App and web page records:
------------------------------------------------------------

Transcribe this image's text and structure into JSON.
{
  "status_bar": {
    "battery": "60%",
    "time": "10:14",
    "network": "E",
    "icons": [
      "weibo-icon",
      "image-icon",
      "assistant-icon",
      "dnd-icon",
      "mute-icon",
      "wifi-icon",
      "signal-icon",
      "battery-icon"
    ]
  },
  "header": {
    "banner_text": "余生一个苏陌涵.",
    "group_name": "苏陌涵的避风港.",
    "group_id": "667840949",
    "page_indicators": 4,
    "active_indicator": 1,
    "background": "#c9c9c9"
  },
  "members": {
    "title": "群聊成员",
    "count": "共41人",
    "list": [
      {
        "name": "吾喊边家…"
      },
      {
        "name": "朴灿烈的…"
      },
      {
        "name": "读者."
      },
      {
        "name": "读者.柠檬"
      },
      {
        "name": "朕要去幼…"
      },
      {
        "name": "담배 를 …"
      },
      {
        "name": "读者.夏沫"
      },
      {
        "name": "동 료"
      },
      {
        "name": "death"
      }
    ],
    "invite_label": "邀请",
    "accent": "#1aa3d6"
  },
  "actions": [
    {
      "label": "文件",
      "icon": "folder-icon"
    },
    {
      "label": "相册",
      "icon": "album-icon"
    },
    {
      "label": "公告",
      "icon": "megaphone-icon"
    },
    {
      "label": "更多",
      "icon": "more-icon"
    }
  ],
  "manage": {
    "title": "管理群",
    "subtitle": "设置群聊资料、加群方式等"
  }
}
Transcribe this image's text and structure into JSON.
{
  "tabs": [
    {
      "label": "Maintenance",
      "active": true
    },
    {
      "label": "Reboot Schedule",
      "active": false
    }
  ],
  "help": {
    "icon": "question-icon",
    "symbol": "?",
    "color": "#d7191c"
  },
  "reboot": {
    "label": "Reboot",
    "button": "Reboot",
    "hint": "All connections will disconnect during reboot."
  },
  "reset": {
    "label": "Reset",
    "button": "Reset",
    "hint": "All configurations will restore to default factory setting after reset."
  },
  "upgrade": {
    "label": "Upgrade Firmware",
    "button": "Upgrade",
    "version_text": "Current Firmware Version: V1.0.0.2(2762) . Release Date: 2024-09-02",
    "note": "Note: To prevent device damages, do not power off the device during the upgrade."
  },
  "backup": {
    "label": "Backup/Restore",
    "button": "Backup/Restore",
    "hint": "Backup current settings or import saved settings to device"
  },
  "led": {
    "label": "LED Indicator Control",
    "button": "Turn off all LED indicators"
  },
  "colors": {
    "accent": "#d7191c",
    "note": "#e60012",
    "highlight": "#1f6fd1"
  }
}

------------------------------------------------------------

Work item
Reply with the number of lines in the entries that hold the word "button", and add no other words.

Exercise result
5